◆ EXERCISE
I'd like the entries that follow repeated exactly, with the pictures left out.

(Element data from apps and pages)
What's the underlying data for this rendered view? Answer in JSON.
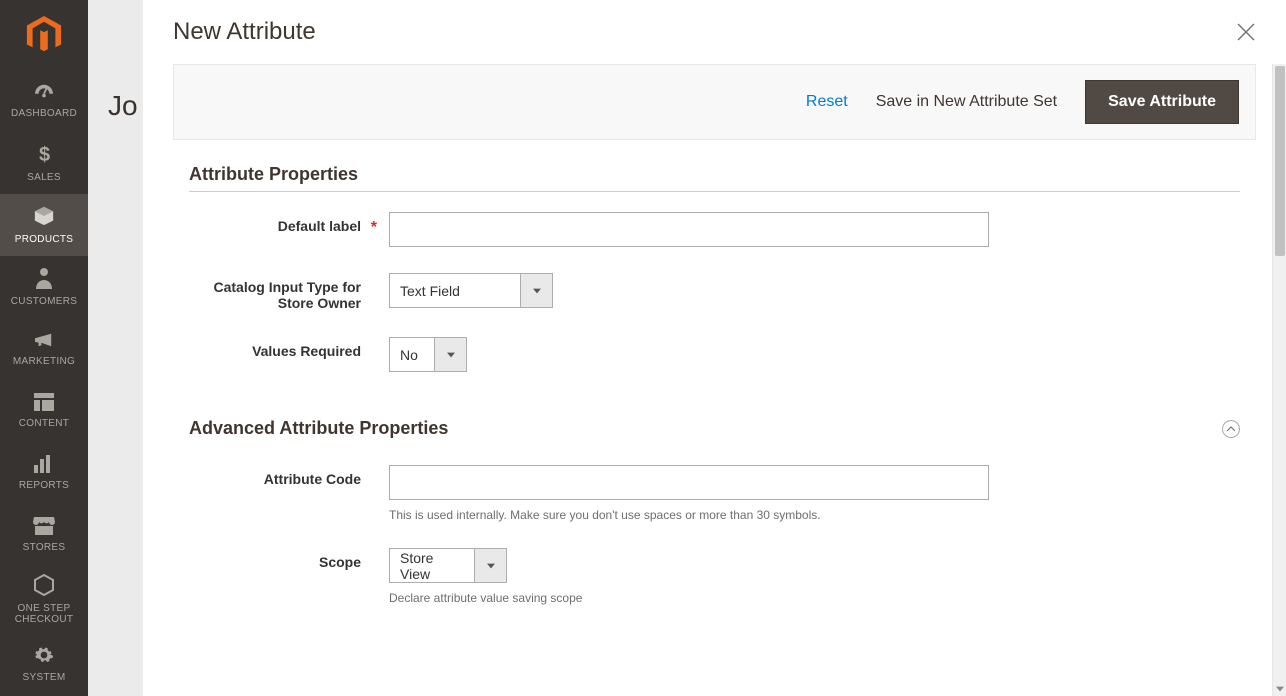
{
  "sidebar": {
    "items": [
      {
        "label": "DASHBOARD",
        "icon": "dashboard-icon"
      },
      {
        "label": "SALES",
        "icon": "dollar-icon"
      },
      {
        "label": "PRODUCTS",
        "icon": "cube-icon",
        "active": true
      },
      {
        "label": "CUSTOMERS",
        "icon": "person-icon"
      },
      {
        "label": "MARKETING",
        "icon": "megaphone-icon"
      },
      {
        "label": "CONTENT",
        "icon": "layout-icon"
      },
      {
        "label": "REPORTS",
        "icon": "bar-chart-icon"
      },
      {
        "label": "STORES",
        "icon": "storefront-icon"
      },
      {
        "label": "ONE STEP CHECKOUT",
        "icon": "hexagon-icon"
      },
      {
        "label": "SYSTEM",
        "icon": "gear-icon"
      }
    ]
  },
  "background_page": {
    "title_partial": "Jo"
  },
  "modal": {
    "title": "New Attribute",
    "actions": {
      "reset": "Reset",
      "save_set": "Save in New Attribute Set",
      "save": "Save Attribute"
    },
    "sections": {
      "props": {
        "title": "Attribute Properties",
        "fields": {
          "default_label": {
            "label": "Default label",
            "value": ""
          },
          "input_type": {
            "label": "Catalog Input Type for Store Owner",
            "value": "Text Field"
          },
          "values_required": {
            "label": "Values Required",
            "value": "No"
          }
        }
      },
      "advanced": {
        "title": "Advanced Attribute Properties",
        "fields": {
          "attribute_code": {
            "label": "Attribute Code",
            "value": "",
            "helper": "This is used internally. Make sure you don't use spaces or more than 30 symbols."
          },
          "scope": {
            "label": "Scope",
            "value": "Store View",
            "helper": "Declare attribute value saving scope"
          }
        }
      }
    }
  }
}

◆ OUTPUT FOR THIS TASK
What's the underlying data for this rendered view? Answer in JSON.
{
  "sidebar": {
    "items": [
      {
        "label": "DASHBOARD",
        "icon": "dashboard-icon"
      },
      {
        "label": "SALES",
        "icon": "dollar-icon"
      },
      {
        "label": "PRODUCTS",
        "icon": "cube-icon",
        "active": true
      },
      {
        "label": "CUSTOMERS",
        "icon": "person-icon"
      },
      {
        "label": "MARKETING",
        "icon": "megaphone-icon"
      },
      {
        "label": "CONTENT",
        "icon": "layout-icon"
      },
      {
        "label": "REPORTS",
        "icon": "bar-chart-icon"
      },
      {
        "label": "STORES",
        "icon": "storefront-icon"
      },
      {
        "label": "ONE STEP CHECKOUT",
        "icon": "hexagon-icon"
      },
      {
        "label": "SYSTEM",
        "icon": "gear-icon"
      }
    ]
  },
  "background_page": {
    "title_partial": "Jo"
  },
  "modal": {
    "title": "New Attribute",
    "actions": {
      "reset": "Reset",
      "save_set": "Save in New Attribute Set",
      "save": "Save Attribute"
    },
    "sections": {
      "props": {
        "title": "Attribute Properties",
        "fields": {
          "default_label": {
            "label": "Default label",
            "value": ""
          },
          "input_type": {
            "label": "Catalog Input Type for Store Owner",
            "value": "Text Field"
          },
          "values_required": {
            "label": "Values Required",
            "value": "No"
          }
        }
      },
      "advanced": {
        "title": "Advanced Attribute Properties",
        "fields": {
          "attribute_code": {
            "label": "Attribute Code",
            "value": "",
            "helper": "This is used internally. Make sure you don't use spaces or more than 30 symbols."
          },
          "scope": {
            "label": "Scope",
            "value": "Store View",
            "helper": "Declare attribute value saving scope"
          }
        }
      }
    }
  }
}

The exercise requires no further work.